WHAT IS BEING ASKED: In the data below, find each line containing the string "JSON" and return it.
STORED DATA Block Start
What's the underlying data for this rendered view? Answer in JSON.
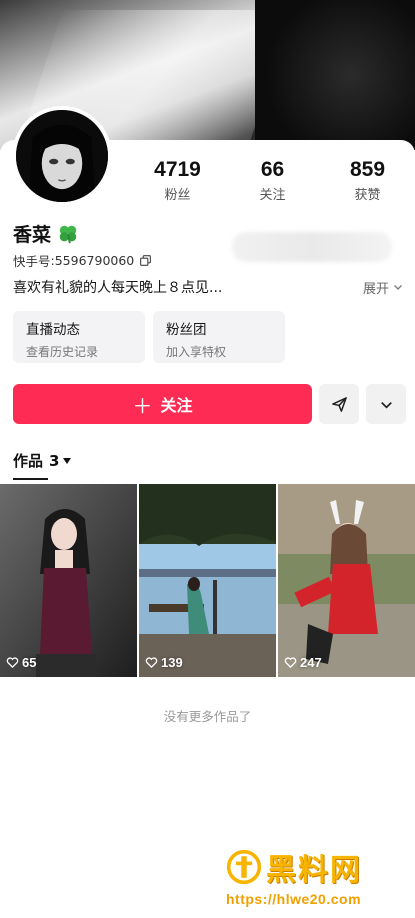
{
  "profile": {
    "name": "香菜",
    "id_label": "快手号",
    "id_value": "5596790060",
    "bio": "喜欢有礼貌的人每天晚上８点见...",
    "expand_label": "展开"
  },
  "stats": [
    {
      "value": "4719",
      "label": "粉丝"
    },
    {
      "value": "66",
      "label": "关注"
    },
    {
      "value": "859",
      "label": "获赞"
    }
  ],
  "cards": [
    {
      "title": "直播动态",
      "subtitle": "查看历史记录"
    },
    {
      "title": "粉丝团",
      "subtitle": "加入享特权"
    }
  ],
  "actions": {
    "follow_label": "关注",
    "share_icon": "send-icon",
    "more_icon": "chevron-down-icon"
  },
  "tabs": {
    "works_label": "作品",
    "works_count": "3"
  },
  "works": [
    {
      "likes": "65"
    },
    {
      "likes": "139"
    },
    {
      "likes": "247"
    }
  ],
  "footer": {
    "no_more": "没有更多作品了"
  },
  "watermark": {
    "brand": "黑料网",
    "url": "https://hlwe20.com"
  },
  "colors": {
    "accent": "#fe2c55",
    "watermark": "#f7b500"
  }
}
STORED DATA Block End
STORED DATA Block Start
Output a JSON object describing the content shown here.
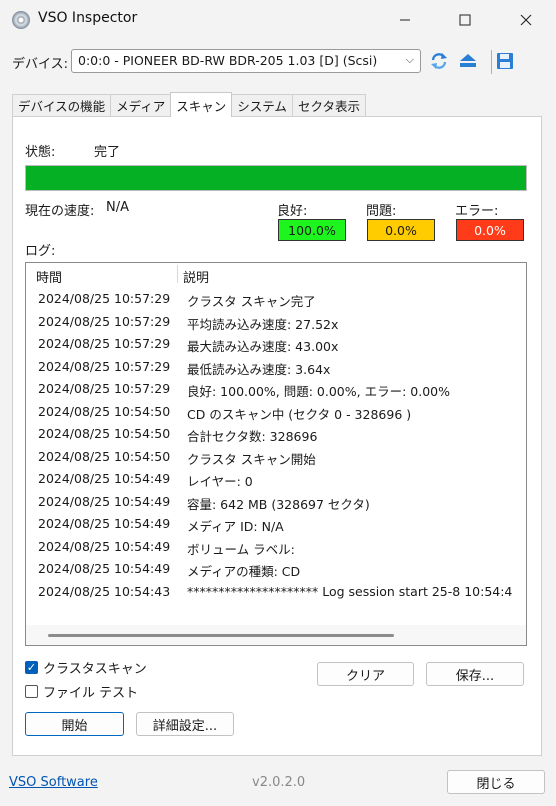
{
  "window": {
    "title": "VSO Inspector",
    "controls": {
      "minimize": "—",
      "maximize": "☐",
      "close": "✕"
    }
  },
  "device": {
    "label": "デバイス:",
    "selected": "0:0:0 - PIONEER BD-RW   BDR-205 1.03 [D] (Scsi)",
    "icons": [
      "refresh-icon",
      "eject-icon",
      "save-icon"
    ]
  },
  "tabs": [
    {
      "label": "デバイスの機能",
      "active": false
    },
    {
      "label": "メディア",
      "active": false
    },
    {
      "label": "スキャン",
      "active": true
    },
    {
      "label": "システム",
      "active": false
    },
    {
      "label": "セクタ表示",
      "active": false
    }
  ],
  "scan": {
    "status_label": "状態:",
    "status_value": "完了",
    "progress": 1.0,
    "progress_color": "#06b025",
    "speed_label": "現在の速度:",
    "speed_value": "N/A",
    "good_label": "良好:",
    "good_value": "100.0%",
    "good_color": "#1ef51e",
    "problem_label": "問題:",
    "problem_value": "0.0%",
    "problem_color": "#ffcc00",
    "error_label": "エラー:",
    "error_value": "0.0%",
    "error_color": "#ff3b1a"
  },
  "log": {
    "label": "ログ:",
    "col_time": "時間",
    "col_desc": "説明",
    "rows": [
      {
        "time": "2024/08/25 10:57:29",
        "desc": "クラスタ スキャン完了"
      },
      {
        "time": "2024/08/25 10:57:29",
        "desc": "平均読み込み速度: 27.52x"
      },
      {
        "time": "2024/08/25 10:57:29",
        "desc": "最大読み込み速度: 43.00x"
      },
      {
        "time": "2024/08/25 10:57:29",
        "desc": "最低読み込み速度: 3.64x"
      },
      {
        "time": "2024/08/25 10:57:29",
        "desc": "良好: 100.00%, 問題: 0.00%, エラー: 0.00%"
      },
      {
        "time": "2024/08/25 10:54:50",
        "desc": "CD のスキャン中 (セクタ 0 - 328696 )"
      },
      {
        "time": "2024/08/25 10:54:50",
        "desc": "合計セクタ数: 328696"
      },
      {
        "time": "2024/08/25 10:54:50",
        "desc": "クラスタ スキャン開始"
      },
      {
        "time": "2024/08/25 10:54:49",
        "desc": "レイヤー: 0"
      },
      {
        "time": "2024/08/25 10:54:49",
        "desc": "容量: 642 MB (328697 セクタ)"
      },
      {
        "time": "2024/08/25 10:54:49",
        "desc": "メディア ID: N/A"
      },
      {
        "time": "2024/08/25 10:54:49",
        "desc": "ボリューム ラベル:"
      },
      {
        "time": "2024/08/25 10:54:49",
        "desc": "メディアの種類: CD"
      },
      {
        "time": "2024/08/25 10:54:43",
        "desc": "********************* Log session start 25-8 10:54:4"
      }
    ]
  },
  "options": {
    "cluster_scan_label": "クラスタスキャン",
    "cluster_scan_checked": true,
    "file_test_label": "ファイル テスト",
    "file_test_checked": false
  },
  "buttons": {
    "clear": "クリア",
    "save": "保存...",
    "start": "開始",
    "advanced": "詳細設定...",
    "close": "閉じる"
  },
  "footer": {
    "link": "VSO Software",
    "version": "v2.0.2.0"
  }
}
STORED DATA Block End
RESULT FOR THIS EXERCISE:
What's the underlying data for this rendered view? Answer in JSON.
Output a JSON object describing the content shown here.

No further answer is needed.